Results:

INFO|XmlDom.getElementsByTagName() -> Scripts Used : 795 ,time consumed : 28
INFO|TG_XmlDom.getElementsByTagName() -> Scripts Used : 560 ,time consumed : 55

Benchmark#3 - getElementByTagName API call

Results:

INFO|XmlDom.getElementByTagName() -> Scripts Used : 798 ,time consumed : 27
INFO|TG_XmlDom.getElementByTagName() -> Scripts Used : 38 ,time consumed : 2

I am glad benchmarking started and resulted well. I will doing more bench marking in coming days. This will give Fast XML DOM users/developers more confidence on the API and will help us figure out more areas for polishing and optimizations.

Fast XML DOM getElementsByTagName Optimized !

Today I did some code optimization, cleanup and refactoring. Result of that was TG_XmlNode.getElementsByTagName() was optimized to consume lesser script statements. I was able to reduce the script consumption upto 50%, by in-lining many statements and adding few checks.

Together with this I added a bench marking class “TG_XMLDOM_BenchMarks.cls”. This can be used to quickly bench mark XmlDom vs Fast Xml DOM on different xml samples.

How to use bench marking

  1. Open “TG_XMLDOM_BenchMarks.cls
  2. Locate static string variable named “XML_URL” to public URL of your XML sample. Together with this, you need to white list domain for this url via “Setup > Security Controls > Remote Site Settings”.
  3. Call  “TG_XMLDOM_BenchMarks.benchmark()” to start benchmarking.
    // Just call this method
    TG_XMLDOM_BenchMarks.benchmark();
  4. Check the debug logs, the results will be logged with Logging Level of INFO. Sample shown below:  
    INFO|XmlDom.constructor() -> Scripts Used : 4804 ,time consumed : 264
    INFO|TG_XmlDom.constructor() -> Scripts Used : 26 ,time consumed : 18

 

References :
  • SFDC Code share Page
  • Google Code project
  • Quick Start Guide
  • Source Code
  • April 7, 2010

    Steve Gillmor left techcrunch for salesforce !

    Its pretty interesting to see Marc Benioff convinced Steve Gillmor to join Salesforce. It must be hard to convince a extremely popular tech journalist move to a CRM company. Marc did a great job here and its pretty exciting to wait and watch what comes up new after getting Steve in salesforce.

    Though I was little disappointed by the words Techcrunch used for Marc and Steve in this article and video. I think its highly un-professional act from a giant like Techcrunch, they sound like a Kid crying and complaining after loosing a toy.

    Lucrative offer can be a big reason, but still there should be something more interesting and lucrative in other sense that made Steve join salesforce. I appreciate generosity of Steve, he will still write an article/week for Techcrunch.

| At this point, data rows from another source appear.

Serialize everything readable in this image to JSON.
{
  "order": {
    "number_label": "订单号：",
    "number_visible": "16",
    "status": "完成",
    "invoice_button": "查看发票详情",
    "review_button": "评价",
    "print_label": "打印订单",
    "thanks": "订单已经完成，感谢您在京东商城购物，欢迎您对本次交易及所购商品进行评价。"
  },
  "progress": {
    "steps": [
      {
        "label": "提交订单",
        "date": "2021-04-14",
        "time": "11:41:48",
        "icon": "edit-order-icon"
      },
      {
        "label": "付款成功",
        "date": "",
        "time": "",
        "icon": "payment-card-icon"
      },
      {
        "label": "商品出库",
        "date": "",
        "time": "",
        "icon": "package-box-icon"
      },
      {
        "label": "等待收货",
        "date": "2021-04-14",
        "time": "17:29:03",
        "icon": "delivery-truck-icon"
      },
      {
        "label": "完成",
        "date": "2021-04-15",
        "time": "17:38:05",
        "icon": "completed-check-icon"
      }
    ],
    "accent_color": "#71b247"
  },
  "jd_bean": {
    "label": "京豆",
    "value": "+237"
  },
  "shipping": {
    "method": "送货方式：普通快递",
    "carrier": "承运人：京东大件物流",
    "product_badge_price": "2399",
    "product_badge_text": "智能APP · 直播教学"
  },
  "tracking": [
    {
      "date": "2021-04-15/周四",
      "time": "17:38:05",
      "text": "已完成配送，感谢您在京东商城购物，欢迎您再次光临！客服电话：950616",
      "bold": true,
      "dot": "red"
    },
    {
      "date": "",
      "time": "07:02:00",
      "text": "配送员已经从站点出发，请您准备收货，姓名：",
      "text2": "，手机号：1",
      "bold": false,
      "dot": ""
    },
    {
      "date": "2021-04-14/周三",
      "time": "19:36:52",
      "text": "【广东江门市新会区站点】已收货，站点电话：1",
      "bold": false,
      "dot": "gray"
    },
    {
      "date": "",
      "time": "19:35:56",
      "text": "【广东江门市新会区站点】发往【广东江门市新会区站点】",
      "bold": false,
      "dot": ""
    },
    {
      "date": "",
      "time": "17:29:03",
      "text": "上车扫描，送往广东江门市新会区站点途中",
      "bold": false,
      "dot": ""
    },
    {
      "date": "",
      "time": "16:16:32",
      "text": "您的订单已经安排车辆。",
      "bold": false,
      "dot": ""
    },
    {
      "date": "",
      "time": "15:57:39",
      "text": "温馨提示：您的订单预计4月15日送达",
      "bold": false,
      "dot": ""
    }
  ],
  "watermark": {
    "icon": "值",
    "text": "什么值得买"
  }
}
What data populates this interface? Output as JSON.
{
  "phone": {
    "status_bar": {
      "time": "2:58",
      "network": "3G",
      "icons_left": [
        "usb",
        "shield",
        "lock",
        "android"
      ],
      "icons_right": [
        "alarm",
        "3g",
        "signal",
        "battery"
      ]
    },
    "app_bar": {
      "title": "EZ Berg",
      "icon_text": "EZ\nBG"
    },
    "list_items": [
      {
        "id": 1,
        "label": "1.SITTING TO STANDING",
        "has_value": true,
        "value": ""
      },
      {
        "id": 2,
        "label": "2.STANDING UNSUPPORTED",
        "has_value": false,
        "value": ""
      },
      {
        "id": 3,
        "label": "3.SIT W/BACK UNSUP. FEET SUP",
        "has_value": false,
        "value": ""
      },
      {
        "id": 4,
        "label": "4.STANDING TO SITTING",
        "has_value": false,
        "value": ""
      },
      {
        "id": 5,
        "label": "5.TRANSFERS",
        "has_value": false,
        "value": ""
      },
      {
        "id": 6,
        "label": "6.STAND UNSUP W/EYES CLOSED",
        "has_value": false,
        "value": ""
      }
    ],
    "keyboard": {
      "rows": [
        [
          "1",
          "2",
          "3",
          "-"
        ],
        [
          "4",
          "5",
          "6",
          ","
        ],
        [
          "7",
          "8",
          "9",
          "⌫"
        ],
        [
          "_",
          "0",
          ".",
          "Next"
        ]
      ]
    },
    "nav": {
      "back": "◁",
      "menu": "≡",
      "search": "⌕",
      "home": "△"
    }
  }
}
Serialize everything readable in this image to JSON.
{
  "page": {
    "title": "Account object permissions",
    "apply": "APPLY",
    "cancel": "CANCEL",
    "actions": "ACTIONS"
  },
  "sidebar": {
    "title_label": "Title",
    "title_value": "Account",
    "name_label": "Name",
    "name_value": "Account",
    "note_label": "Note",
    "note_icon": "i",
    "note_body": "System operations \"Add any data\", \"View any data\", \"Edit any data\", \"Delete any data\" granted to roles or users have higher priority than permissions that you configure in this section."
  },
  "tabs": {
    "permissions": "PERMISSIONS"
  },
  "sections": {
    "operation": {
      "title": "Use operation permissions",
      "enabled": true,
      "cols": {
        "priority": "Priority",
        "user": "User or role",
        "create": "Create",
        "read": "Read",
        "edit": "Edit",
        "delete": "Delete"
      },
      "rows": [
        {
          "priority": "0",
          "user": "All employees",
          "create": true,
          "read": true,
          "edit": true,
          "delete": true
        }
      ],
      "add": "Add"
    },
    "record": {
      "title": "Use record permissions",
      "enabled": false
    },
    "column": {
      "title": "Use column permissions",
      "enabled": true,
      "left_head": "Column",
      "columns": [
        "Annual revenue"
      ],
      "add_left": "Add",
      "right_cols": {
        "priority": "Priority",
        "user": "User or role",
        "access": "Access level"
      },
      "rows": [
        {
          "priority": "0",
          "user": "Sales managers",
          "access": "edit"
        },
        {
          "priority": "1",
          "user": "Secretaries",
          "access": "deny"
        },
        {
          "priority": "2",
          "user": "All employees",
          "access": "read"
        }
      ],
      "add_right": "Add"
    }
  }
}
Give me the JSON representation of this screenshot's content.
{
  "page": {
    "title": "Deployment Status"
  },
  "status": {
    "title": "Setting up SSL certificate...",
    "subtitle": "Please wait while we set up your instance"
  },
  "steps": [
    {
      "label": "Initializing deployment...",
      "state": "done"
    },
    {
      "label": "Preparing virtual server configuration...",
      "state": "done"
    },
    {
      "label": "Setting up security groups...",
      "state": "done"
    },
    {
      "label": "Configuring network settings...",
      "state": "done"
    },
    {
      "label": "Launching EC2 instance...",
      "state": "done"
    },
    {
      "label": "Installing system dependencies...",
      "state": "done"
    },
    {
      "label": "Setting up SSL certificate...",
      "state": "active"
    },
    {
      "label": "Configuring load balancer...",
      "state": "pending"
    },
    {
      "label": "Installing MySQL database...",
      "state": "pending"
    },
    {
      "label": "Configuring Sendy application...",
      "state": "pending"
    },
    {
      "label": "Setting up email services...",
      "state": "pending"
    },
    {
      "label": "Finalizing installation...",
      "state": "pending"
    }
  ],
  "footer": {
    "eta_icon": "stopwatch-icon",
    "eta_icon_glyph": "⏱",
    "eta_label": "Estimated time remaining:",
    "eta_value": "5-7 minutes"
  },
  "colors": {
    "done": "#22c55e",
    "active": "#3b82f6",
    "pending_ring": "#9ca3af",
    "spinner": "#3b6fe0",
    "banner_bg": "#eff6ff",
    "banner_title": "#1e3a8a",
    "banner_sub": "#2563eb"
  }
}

    In end I would just say, Marc did a brilliant job and awesome addition to the sfdc team. I am excited about this and waiting for some more cool stuff to come.

    April 3, 2010

    Fast XML DOM featured in SFDC March 2010’s Newsletter !

    My Open Source SFDC Endeavor "Fast Apex XML DOM" was featured by SFDC March 2010 Developer Newsletter.

    Thanks to Salesforce team for picking this project. Its really a good motivation to do more open source on CODE SHARE !

    Chatter is on my hit list now, have few ideas under development. Will update you all soon.

    References: